Chaffee asks right question
Ellen-Earle Chaffee in her insightful Jan. 6 column in The Forum asked, "What kind of state do we want?" Chaffee believes "sustaining growth requires more changes of historic proportions." She buttresses her beliefs with facts and identifies goal...
Ellen-Earle Chaffee in her insightful Jan. 6 column in The Forum asked, "What kind of state do we want?" Chaffee believes "sustaining growth requires more changes of historic proportions." She buttresses her beliefs with facts and identifies goals North Dakota may achieve to avoid becoming the emptied prairie National Geographic wrote about; a state in irreversible decline.

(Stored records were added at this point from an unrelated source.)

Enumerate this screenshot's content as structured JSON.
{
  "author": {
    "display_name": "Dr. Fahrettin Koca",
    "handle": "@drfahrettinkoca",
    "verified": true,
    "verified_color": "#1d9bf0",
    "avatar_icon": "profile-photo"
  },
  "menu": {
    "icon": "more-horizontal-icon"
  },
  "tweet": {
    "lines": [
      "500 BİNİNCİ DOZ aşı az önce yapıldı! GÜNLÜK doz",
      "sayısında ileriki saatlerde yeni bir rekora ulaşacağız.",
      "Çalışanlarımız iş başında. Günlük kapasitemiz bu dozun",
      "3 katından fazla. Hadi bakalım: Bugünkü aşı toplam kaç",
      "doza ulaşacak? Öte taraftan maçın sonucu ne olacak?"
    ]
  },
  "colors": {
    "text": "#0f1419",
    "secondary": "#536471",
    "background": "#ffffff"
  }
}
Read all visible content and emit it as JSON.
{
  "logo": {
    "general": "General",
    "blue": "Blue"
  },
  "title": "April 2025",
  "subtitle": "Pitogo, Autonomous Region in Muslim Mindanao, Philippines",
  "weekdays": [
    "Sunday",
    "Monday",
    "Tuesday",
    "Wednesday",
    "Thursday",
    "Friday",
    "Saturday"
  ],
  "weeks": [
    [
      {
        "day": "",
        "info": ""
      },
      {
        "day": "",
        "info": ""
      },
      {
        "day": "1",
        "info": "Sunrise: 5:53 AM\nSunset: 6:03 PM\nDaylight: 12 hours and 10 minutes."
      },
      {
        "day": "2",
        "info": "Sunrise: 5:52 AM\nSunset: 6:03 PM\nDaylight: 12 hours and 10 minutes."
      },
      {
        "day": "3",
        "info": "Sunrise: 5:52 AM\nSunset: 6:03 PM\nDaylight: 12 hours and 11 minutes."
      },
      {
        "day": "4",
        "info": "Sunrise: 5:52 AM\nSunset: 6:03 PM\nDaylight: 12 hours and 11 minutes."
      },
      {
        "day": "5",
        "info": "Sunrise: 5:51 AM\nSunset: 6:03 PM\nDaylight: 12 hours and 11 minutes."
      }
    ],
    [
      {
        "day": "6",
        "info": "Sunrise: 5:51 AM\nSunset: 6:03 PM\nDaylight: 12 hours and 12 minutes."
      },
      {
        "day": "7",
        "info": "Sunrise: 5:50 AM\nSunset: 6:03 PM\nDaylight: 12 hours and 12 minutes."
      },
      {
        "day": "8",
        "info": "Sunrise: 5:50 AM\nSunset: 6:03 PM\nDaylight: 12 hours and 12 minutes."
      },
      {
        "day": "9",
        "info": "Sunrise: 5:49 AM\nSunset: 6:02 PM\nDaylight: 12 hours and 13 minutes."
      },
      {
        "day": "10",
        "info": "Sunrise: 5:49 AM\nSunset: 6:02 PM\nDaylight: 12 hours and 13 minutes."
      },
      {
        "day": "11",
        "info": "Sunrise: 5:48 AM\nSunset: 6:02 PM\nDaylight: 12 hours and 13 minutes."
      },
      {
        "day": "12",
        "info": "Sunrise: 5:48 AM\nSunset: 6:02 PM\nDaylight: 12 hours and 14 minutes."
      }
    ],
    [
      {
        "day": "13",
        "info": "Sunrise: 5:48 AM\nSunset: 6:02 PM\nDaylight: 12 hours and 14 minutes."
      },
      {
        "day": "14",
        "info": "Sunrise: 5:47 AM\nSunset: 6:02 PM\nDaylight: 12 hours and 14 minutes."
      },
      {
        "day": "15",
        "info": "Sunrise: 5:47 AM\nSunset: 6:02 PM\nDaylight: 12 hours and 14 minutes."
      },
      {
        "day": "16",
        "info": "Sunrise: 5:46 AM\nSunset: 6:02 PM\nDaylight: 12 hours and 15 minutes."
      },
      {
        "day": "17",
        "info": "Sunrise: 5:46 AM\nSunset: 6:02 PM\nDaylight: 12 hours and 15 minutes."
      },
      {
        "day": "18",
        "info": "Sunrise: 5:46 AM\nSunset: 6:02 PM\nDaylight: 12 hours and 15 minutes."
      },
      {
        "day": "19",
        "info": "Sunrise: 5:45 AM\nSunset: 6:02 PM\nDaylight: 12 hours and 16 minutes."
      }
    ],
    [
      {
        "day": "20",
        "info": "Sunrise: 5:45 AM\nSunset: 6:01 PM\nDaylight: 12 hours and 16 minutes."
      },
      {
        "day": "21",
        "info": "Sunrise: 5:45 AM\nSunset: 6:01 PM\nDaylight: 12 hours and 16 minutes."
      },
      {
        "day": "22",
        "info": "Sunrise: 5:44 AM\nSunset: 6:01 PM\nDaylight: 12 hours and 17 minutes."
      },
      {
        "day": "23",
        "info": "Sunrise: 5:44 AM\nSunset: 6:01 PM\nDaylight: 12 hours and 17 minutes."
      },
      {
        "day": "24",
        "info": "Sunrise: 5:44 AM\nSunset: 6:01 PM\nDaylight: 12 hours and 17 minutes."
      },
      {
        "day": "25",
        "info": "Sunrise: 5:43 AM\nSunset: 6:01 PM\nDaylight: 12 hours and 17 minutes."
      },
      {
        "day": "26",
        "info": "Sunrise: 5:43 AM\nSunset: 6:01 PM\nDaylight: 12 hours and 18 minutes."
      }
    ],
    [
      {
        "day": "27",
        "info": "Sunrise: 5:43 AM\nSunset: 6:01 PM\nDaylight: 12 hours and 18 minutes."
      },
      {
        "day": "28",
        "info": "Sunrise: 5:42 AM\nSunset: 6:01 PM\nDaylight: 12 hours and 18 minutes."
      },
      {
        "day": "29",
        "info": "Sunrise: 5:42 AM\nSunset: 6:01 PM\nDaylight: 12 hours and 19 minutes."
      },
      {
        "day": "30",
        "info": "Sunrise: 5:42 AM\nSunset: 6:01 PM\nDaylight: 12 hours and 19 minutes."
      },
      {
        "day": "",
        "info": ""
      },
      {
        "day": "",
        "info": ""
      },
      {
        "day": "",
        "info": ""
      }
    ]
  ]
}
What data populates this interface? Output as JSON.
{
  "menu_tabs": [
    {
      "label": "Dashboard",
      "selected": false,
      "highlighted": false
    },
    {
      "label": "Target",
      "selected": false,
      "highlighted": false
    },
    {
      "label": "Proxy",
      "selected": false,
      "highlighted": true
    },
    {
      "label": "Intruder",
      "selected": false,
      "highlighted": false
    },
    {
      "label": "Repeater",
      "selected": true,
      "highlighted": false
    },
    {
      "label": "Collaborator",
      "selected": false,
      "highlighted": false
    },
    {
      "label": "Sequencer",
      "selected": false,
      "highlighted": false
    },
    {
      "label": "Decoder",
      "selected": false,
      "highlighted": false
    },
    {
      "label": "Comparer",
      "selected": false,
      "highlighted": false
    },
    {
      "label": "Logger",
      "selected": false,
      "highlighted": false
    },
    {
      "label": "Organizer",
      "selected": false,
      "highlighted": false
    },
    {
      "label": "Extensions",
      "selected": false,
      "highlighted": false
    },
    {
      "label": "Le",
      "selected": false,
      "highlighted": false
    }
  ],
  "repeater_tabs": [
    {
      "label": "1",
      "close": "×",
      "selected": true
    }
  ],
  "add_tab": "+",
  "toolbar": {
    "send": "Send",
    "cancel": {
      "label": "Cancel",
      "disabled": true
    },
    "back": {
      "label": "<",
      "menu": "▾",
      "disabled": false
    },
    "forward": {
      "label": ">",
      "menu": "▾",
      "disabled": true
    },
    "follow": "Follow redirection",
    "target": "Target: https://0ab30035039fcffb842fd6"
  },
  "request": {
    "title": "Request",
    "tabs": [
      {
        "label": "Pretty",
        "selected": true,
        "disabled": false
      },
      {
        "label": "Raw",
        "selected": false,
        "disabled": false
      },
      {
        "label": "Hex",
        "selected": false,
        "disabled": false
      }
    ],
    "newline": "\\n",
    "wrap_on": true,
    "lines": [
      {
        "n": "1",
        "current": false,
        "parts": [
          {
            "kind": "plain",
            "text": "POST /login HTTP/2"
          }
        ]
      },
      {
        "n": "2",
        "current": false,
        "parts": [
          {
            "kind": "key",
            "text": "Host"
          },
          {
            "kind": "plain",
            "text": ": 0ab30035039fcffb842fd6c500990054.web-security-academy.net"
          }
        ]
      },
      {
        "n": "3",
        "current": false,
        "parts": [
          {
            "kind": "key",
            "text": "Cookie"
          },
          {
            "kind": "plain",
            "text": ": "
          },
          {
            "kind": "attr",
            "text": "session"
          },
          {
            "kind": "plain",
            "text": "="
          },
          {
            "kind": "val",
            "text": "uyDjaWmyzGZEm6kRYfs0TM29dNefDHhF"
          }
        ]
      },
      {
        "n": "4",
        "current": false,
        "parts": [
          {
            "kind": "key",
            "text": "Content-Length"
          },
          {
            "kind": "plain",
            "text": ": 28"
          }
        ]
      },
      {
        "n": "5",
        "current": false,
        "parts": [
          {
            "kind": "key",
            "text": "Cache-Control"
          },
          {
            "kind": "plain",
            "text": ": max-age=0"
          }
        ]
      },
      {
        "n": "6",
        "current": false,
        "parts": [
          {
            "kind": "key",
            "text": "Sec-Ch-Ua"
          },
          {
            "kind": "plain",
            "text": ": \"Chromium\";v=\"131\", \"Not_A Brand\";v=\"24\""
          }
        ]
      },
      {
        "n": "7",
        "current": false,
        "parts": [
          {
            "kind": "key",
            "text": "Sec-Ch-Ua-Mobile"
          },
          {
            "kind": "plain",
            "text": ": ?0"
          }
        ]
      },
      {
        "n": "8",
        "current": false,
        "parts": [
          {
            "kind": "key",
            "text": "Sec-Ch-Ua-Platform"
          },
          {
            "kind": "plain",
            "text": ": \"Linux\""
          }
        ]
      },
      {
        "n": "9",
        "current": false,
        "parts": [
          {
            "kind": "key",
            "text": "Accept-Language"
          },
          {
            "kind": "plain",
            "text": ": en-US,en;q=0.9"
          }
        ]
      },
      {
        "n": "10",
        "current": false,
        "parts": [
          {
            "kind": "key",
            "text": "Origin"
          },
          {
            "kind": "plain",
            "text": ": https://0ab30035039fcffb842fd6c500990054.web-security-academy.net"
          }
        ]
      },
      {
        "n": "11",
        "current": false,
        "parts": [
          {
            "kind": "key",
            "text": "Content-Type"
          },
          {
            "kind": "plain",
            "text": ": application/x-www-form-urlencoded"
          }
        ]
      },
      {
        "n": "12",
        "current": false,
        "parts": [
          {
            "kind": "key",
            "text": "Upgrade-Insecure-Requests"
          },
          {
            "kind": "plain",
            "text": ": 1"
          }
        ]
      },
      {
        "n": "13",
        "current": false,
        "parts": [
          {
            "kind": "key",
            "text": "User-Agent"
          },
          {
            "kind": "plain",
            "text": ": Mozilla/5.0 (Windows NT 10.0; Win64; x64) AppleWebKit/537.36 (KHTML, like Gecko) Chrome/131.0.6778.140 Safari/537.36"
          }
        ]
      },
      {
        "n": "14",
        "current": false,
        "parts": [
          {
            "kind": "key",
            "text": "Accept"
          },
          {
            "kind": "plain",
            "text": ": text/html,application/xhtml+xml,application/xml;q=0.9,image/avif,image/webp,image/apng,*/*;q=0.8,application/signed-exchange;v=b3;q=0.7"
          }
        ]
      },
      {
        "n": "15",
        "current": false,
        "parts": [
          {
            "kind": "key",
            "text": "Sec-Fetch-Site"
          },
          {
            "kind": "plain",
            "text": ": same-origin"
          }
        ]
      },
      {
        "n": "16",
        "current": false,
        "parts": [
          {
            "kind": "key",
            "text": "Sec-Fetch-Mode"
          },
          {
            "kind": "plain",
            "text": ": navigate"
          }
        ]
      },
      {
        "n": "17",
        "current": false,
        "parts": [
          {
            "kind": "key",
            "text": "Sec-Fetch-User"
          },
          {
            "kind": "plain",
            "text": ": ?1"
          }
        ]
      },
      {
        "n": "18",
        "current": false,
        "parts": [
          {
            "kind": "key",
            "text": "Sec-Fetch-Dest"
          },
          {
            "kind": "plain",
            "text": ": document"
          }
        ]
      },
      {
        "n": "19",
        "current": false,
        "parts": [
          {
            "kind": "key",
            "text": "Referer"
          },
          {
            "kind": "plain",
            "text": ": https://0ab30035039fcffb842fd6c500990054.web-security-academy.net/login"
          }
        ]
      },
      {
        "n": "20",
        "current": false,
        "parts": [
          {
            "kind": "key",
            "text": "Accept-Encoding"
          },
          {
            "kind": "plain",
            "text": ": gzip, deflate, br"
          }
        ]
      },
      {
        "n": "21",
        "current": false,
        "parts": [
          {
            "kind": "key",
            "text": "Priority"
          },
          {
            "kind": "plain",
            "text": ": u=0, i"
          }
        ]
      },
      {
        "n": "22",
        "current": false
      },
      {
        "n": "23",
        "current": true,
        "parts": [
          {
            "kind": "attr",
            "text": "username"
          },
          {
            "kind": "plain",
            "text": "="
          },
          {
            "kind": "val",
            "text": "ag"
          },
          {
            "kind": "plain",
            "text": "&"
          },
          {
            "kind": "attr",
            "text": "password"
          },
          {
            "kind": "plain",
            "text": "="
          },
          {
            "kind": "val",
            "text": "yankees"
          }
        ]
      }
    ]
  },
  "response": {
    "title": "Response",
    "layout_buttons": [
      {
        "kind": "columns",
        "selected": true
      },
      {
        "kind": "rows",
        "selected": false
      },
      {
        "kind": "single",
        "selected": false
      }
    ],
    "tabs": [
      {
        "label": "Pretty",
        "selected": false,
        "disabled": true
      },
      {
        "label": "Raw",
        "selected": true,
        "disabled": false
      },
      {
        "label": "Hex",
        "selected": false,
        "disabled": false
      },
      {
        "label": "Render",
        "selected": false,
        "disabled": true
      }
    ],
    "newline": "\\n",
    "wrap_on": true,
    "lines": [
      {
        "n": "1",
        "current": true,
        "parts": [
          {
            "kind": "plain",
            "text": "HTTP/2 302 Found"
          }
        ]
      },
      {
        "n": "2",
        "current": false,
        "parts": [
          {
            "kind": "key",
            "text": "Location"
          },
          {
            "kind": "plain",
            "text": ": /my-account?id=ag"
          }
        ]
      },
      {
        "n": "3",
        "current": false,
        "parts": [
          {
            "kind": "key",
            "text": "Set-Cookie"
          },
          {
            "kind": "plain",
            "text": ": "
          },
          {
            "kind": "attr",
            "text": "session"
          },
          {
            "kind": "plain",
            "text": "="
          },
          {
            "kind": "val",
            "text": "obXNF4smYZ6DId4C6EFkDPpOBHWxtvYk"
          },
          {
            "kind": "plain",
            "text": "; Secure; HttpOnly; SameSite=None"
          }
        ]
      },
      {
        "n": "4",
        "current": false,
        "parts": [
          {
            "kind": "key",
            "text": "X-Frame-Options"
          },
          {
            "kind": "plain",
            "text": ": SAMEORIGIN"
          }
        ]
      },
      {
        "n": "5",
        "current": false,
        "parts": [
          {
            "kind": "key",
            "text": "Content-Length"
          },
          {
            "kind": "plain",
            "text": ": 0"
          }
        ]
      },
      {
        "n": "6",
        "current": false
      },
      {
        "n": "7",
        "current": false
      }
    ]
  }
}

Years ago, Carl Sandburg wrote: "Always the path of American destiny has been into the unknown. Always there arose enough reserves of strength, balances of sanity, portions of wisdom to carry the nation through to a fresh start with ever-renewing vitality." Globalization, however, has made the world more competitive.
As Michael Reid, in his new book, "Forgotten Continent" writes, "If China was becoming the world's workshop and India its back office, Brazil is its farm - and potentially its center of environmental services.
"The country's leadership in nonfossil fuels and the unparalleled biodiversity of its Amazon rain forest make it a natural leader in the 21st-century struggle with global warming."
Roger Cohen in a New York Times article states, "Over all, however, (South America) has been left with a sense of U.S. neglect, sharpened by Bush's unfulfilled pre-9/11 promise of a new focus that would reflect the presence of more than 40 million Latinos in the U.S. The next president should make looking south a priority, with Brazil as pivot for intensified engagement."
Cohen also notes iron ore is another of Brazil's fast-rising exports. "China, which is investing heavily here, wants all it can get, just as it wants food (as does India) and energy. Brazil has an abundance of the latter, and could have much more."
As Chaffee recognizes, education is very important. Automation and outsourcing make more valuable those with flexibility, creativity and people skills. Powerful computers, advanced software and speedy communications have vastly increased the vulnerability of routine work.
The growing importance of nonroutine work increases the value of education. College graduates have steadily broadened their lead over the less-educated in earnings. College grads also have more stable employment.
Do North Dakotans have the will to pursue and achieve Chaffee's goals: best educated, most innovative economy, best work force, best quality of life and most harmonious diversity? What kind of state do we want?
Paulson lives in Fargo.
Chaffee asks right question By Terry Paulson 20080120